First time’s a charm.
Political newcomer Micah Van Huss surprised three-term state representative Dale Ford to gain the Republican nod in the August primary and convincingly defeated Democratic challenger Michael Clark Tuesday for the right to represent the state’s 6th House District in Nashville.
Van Huss garnered 16,385 votes (72.3 percent) to Clark’s 6,268 (27.7 percent) in taking the 6th District which is comprised of a large portion of Washington County and the eastern edge of Hawkins County.
“The victory belongs to the people of the 6th District,” he said. “I’m humbled and honored with what they’re entrusted in me. I want to thank God, my family and the people in the district.”
A Marine Corps veteran who lives in Sulphur Springs, Van Huss served as a sniper during two tours in Iraq. He also deployed twice to Afghanistan. He was not on active duty in Afghanistan but worked on a contract basis to help train the Afghan National Army.
His military experience not only was employed as a bold, visual announcement of his political arrival on his campaign website, it also is what he says makes him a clear-sighted leader for Northeast Tennessee. He has told the Johnson City Press on several occasions that during his time in the military, he learned that leadership is best done by example — “from the front, not the rear.”
He has never held public office. However, he says that characteristic may be considered an admirable quality and that he likely gained votes because of that fact.
While his conservative stand on many issues mirrors that of Ford, he did say 6th District constituents deserved “more consistency, especially in regard to “ghost voting.”
Van Huss says jobs and the economy are his primary concerns and that Tennessee actually is better off than many other states. Still, the state’s budget needs to be cut, both the state and federal government is too big and people need less government in their lives, he said.
Clark, who lives in Gray, ran unsuccessfully against Phil Roe for the 1st Congressional District seat in 2008. He chose to run for the state House seat this year because he felt like people in the district were not getting the representation they deserved from Nashville.
He was not immediately available for comment.
Meanwhile, incumbent state Rep. Matthew Hill, R-Jonesborough easily outpaced Democrat Nancy Fischman of Johnson City earning a fifth term in the 7th House District spot by a margin of 12,952 (65.6 percent) to 6,769 (34.2 percent).
The district is comprised of part of Washington County
“I’m very humbled and appreciative,” Hill said. “I’m very thankful to my family for their support. They supported me 100 percent.”
He was first elected to the Tennessee House of Representatives in 2004. He was re-elected in 2006, defeating Fred Phillips, former Washington County sheriff and Tennessee Department of Safety director. He is a member of the Children and Family Affairs Committee, the Transportation Committee, the Domestic Relations Subcommittee and the Public Safety and Rural Roads Subcommittee.
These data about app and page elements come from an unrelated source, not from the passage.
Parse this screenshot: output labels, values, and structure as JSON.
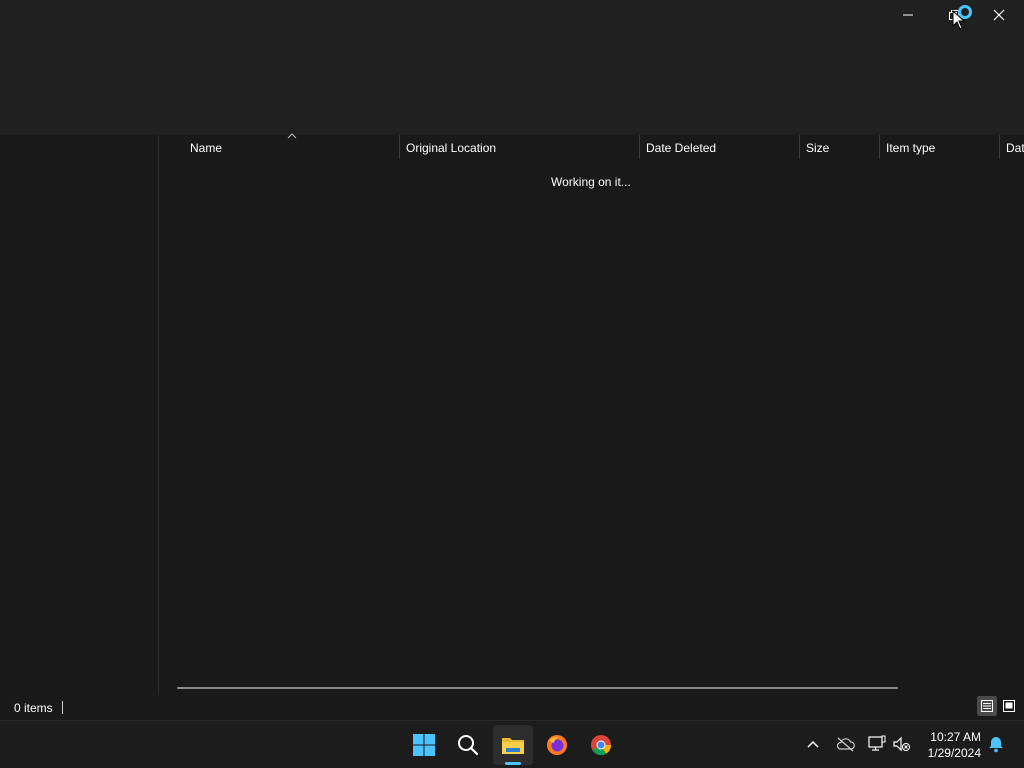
{
  "window": {
    "minimize_icon": "minimize-icon",
    "restore_icon": "restore-icon",
    "close_icon": "close-icon"
  },
  "columns": [
    {
      "label": "Name"
    },
    {
      "label": "Original Location"
    },
    {
      "label": "Date Deleted"
    },
    {
      "label": "Size"
    },
    {
      "label": "Item type"
    },
    {
      "label": "Dat"
    }
  ],
  "main": {
    "status_message": "Working on it..."
  },
  "statusbar": {
    "item_count": "0 items"
  },
  "taskbar": {
    "apps": [
      "start-icon",
      "search-icon",
      "file-explorer-icon",
      "firefox-icon",
      "chrome-icon"
    ],
    "clock_time": "10:27 AM",
    "clock_date": "1/29/2024"
  },
  "colors": {
    "accent": "#4cc2ff",
    "background": "#191919",
    "toolbar": "#202020"
  }
}
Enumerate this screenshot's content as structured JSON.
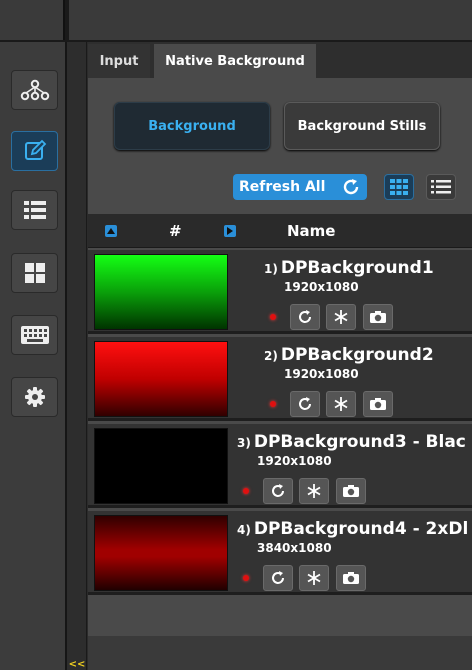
{
  "tabs": [
    {
      "label": "Input",
      "active": false
    },
    {
      "label": "Native Background",
      "active": true
    }
  ],
  "sidebar": {
    "items": [
      {
        "icon": "network-icon",
        "active": false
      },
      {
        "icon": "edit-icon",
        "active": true
      },
      {
        "icon": "list-icon",
        "active": false
      },
      {
        "icon": "grid-icon",
        "active": false
      },
      {
        "icon": "keyboard-icon",
        "active": false
      },
      {
        "icon": "gear-icon",
        "active": false
      }
    ],
    "collapse_label": "<<"
  },
  "mode": {
    "background_label": "Background",
    "stills_label": "Background Stills"
  },
  "toolbar": {
    "refresh_label": "Refresh All",
    "view": "grid"
  },
  "table": {
    "col_num": "#",
    "col_name": "Name"
  },
  "rows": [
    {
      "num": "1)",
      "name": "DPBackground1",
      "res": "1920x1080",
      "thumb_color": "#14ff14"
    },
    {
      "num": "2)",
      "name": "DPBackground2",
      "res": "1920x1080",
      "thumb_color": "#ff1010"
    },
    {
      "num": "3)",
      "name": "DPBackground3 - Blac",
      "res": "1920x1080",
      "thumb_color": "#000000"
    },
    {
      "num": "4)",
      "name": "DPBackground4 - 2xDl",
      "res": "3840x1080",
      "thumb_color": "#a00000"
    }
  ],
  "colors": {
    "accent": "#2a8fd8",
    "status_dot": "#e01010"
  }
}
Hill currently is sponsoring 69 House bills.
“I’ve always supported legislation to eliminate sales tax on groceries, and that remains a major goal of mine,” he said. “I also want to take a look, specifically, at infrastructure needs we have here in Washington County.”
Fischman, though defeated, was upbeat after the final tally.
“I do plan to run again,” she said. “One of the problems for Democrats in this area is that they are one and done. I’m ready to start working. I feel really good. I received a lot of positive local support.”
Fischman, who was born in New York City, grew up in New Jersey and received her bachelor’s degree in geography from Clark University in Worcester, Mass., eventually found her way to the area and received a master’s degree in geography from East Tennessee State University.